Your objective:
Return each entry word for word. Leave the images out.

Collected data entries:
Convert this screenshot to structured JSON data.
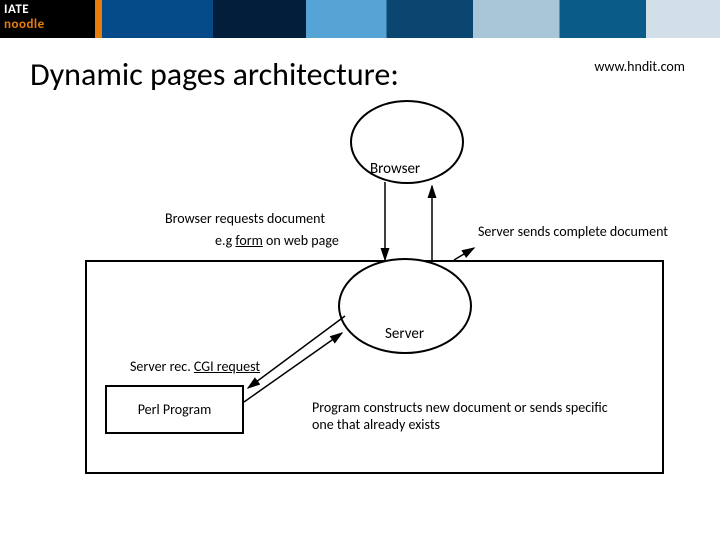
{
  "header": {
    "logo_line1": "IATE",
    "logo_line2": "noodle"
  },
  "title": "Dynamic pages architecture:",
  "url": "www.hndit.com",
  "labels": {
    "browser": "Browser",
    "req_l1": "Browser requests document",
    "req_l2_pre": "e.g ",
    "req_l2_u": "form",
    "req_l2_post": " on web page",
    "sends": "Server sends complete document",
    "server": "Server",
    "cgi_pre": "Server rec. ",
    "cgi_u": "CGI request",
    "perl": "Perl Program",
    "prog": "Program constructs new document or sends specific one that already exists"
  }
}
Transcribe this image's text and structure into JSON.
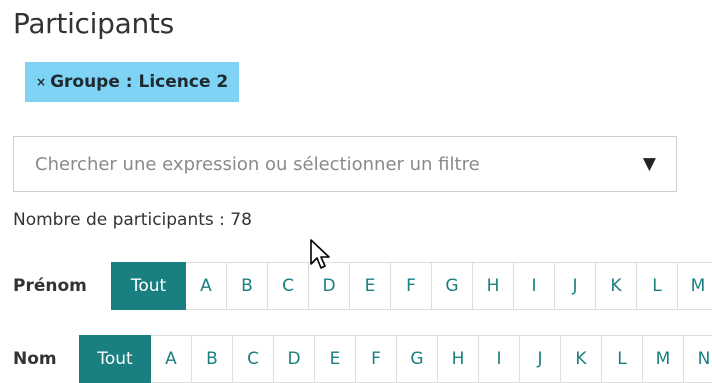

Answer to this task:
Convert this screenshot to structured JSON data.
{
  "header": {
    "logo_line1": "IATE",
    "logo_line2": "noodle"
  },
  "title": "Dynamic pages architecture:",
  "url": "www.hndit.com",
  "labels": {
    "browser": "Browser",
    "req_l1": "Browser requests document",
    "req_l2_pre": "e.g ",
    "req_l2_u": "form",
    "req_l2_post": " on web page",
    "sends": "Server sends complete document",
    "server": "Server",
    "cgi_pre": "Server rec. ",
    "cgi_u": "CGI request",
    "perl": "Perl Program",
    "prog": "Program constructs new document or sends specific one that already exists"
  }
}
Transcribe this image's text and structure into JSON.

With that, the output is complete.